THE TASK -
Output all entries verbatim. Skip pictures.

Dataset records
########################################
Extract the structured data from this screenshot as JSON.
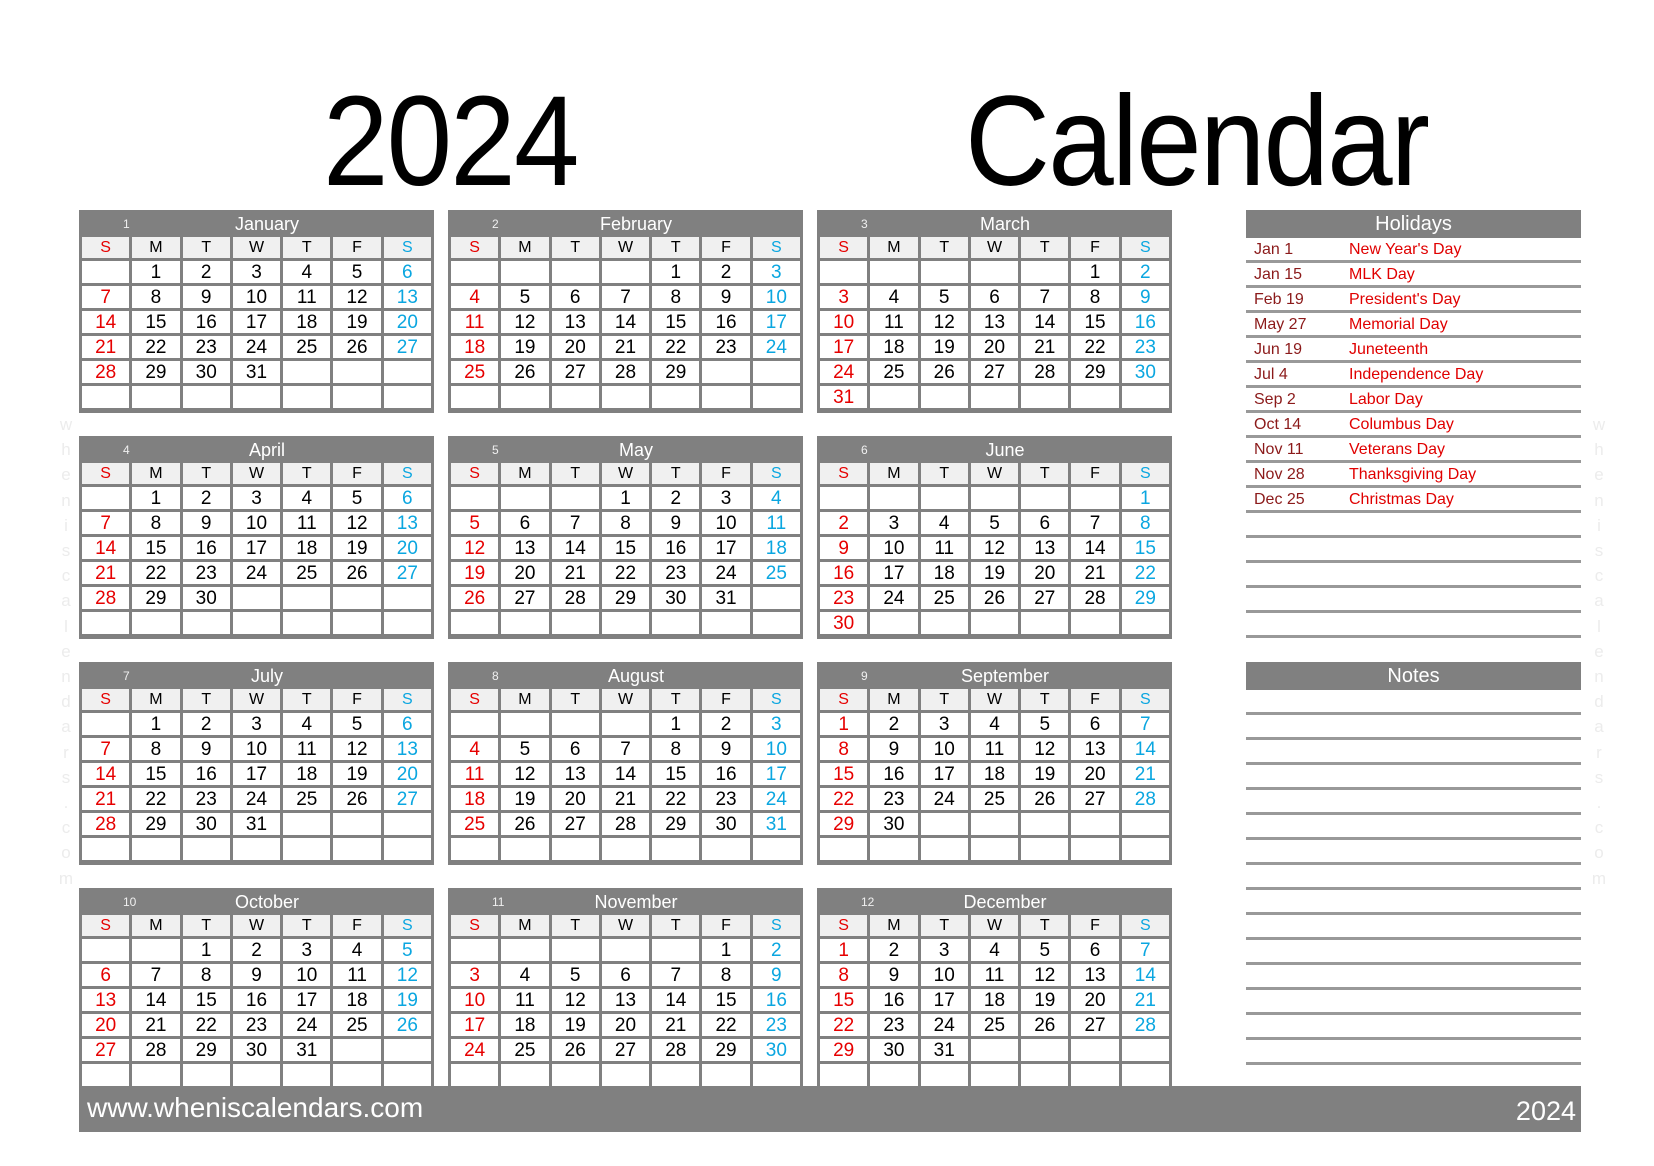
{
  "title": {
    "year": "2024",
    "word": "Calendar"
  },
  "watermark": "wheniscalendars.com",
  "weekdays": [
    "S",
    "M",
    "T",
    "W",
    "T",
    "F",
    "S"
  ],
  "months": [
    {
      "num": "1",
      "name": "January",
      "start": 1,
      "days": 31
    },
    {
      "num": "2",
      "name": "February",
      "start": 4,
      "days": 29
    },
    {
      "num": "3",
      "name": "March",
      "start": 5,
      "days": 31
    },
    {
      "num": "4",
      "name": "April",
      "start": 1,
      "days": 30
    },
    {
      "num": "5",
      "name": "May",
      "start": 3,
      "days": 31
    },
    {
      "num": "6",
      "name": "June",
      "start": 6,
      "days": 30
    },
    {
      "num": "7",
      "name": "July",
      "start": 1,
      "days": 31
    },
    {
      "num": "8",
      "name": "August",
      "start": 4,
      "days": 31
    },
    {
      "num": "9",
      "name": "September",
      "start": 0,
      "days": 30
    },
    {
      "num": "10",
      "name": "October",
      "start": 2,
      "days": 31
    },
    {
      "num": "11",
      "name": "November",
      "start": 5,
      "days": 30
    },
    {
      "num": "12",
      "name": "December",
      "start": 0,
      "days": 31
    }
  ],
  "holidays": {
    "title": "Holidays",
    "items": [
      {
        "date": "Jan 1",
        "name": "New Year's Day"
      },
      {
        "date": "Jan 15",
        "name": "MLK Day"
      },
      {
        "date": "Feb 19",
        "name": "President's Day"
      },
      {
        "date": "May 27",
        "name": "Memorial Day"
      },
      {
        "date": "Jun 19",
        "name": "Juneteenth"
      },
      {
        "date": "Jul 4",
        "name": "Independence Day"
      },
      {
        "date": "Sep 2",
        "name": "Labor Day"
      },
      {
        "date": "Oct 14",
        "name": "Columbus Day"
      },
      {
        "date": "Nov 11",
        "name": "Veterans Day"
      },
      {
        "date": "Nov 28",
        "name": "Thanksgiving Day"
      },
      {
        "date": "Dec 25",
        "name": "Christmas Day"
      }
    ],
    "blank_lines": 5
  },
  "notes": {
    "title": "Notes",
    "blank_lines": 17
  },
  "footer": {
    "url": "www.wheniscalendars.com",
    "year": "2024"
  },
  "colors": {
    "sunday": "#e60000",
    "saturday": "#0aa6e0",
    "header_gray": "#808080"
  }
}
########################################
EXERCISE SOLUTION -
Extract the structured data from this screenshot as JSON.
{
  "title": {
    "year": "2024",
    "word": "Calendar"
  },
  "watermark": "wheniscalendars.com",
  "weekdays": [
    "S",
    "M",
    "T",
    "W",
    "T",
    "F",
    "S"
  ],
  "months": [
    {
      "num": "1",
      "name": "January",
      "start": 1,
      "days": 31
    },
    {
      "num": "2",
      "name": "February",
      "start": 4,
      "days": 29
    },
    {
      "num": "3",
      "name": "March",
      "start": 5,
      "days": 31
    },
    {
      "num": "4",
      "name": "April",
      "start": 1,
      "days": 30
    },
    {
      "num": "5",
      "name": "May",
      "start": 3,
      "days": 31
    },
    {
      "num": "6",
      "name": "June",
      "start": 6,
      "days": 30
    },
    {
      "num": "7",
      "name": "July",
      "start": 1,
      "days": 31
    },
    {
      "num": "8",
      "name": "August",
      "start": 4,
      "days": 31
    },
    {
      "num": "9",
      "name": "September",
      "start": 0,
      "days": 30
    },
    {
      "num": "10",
      "name": "October",
      "start": 2,
      "days": 31
    },
    {
      "num": "11",
      "name": "November",
      "start": 5,
      "days": 30
    },
    {
      "num": "12",
      "name": "December",
      "start": 0,
      "days": 31
    }
  ],
  "holidays": {
    "title": "Holidays",
    "items": [
      {
        "date": "Jan 1",
        "name": "New Year's Day"
      },
      {
        "date": "Jan 15",
        "name": "MLK Day"
      },
      {
        "date": "Feb 19",
        "name": "President's Day"
      },
      {
        "date": "May 27",
        "name": "Memorial Day"
      },
      {
        "date": "Jun 19",
        "name": "Juneteenth"
      },
      {
        "date": "Jul 4",
        "name": "Independence Day"
      },
      {
        "date": "Sep 2",
        "name": "Labor Day"
      },
      {
        "date": "Oct 14",
        "name": "Columbus Day"
      },
      {
        "date": "Nov 11",
        "name": "Veterans Day"
      },
      {
        "date": "Nov 28",
        "name": "Thanksgiving Day"
      },
      {
        "date": "Dec 25",
        "name": "Christmas Day"
      }
    ],
    "blank_lines": 5
  },
  "notes": {
    "title": "Notes",
    "blank_lines": 17
  },
  "footer": {
    "url": "www.wheniscalendars.com",
    "year": "2024"
  },
  "colors": {
    "sunday": "#e60000",
    "saturday": "#0aa6e0",
    "header_gray": "#808080"
  }
}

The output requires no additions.